HAPPY 90th BIRTHDAY,ARTHUR C. CLARKE! I'm personally indebted to Mr. Clarke for so many reasons: his profound optimism, particularly about our race as a unified system and our inevitable future contact with extraterrestrial life, has bolstered my ability to think globally; his unshakable commitment…

I just found out about this all of 30 seconds ago, and after snuffling at the computer screen, I immediately went on to ScienceBlogs to see if anybody had mentioned it, so thank you.

Hopefully everybody will be giving Clarke his due commentary.

Such a brilliant writer, I can't even handle it. Have you read Childhood's End, The Trigger, or The Light of Other Days?

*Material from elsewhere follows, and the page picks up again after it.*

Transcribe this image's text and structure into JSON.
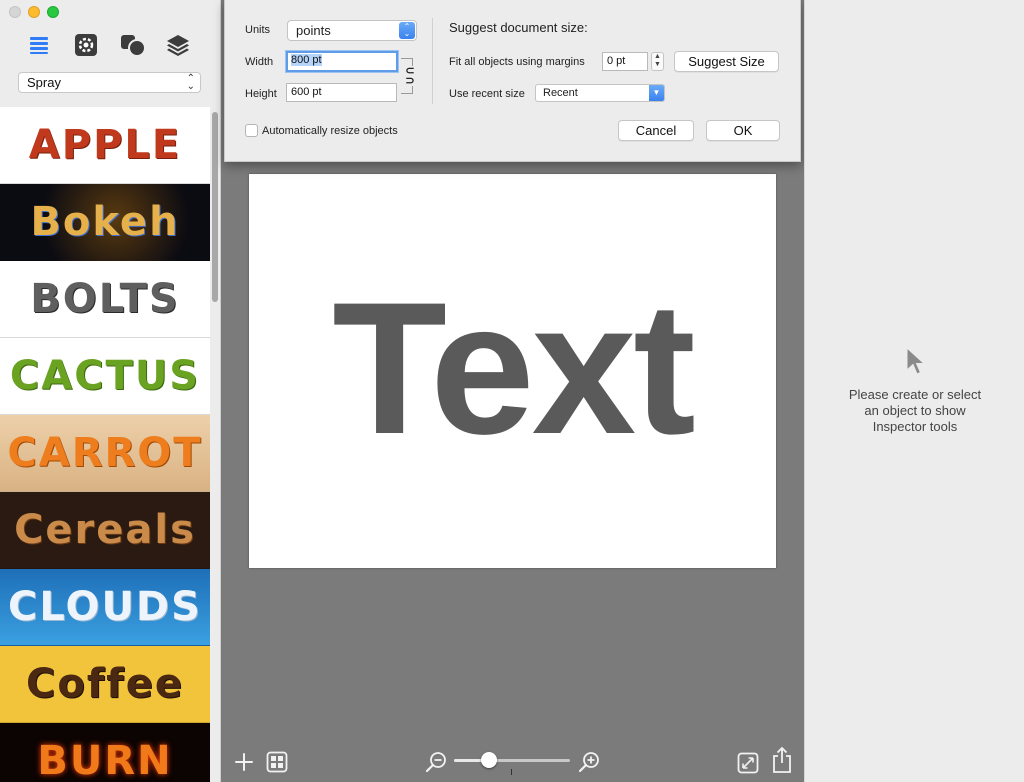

I was just blown away.

By Pel Beyak (not verified) on 18 Mar 2008 #permalink

As a software developer specializing in user interfaces, I prefer and code by the first corollary of Clarke's Third Law: Any technology distinguishable from magic is insufficiently advanced.

By Joe Shelby (not verified) on 18 Mar 2008 #permalink

I myself am the synthesizer of the Clarke - Sturgeon law: 90% of any sufficiently advanced technology is indistinguishable from crap.

By Larry Lennhoff (not verified) on 18 Mar 2008 #permalink

Joe -

I love that corollary. Keep with it!

Only one question: Is it the American "core-o'lairy" or the British "cuh-ROL-ary"?!

I tend to use "CORE-o[r]-lary". Guess its how English in America has changed (slightly) with the influence of the Irish Dactylic (DA da da - think a limerick poem) over English's historical Iambic (da DA).

By Joe Shelby (not verified) on 19 Mar 2008 #permalink